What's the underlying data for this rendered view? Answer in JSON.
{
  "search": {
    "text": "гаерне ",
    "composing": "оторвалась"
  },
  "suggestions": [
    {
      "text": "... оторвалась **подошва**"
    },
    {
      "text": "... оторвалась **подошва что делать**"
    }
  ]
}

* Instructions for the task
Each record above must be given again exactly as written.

* Final answer
What's the underlying data for this rendered view? Answer in JSON.
{
  "search": {
    "text": "гаерне ",
    "composing": "оторвалась"
  },
  "suggestions": [
    {
      "text": "... оторвалась **подошва**"
    },
    {
      "text": "... оторвалась **подошва что делать**"
    }
  ]
}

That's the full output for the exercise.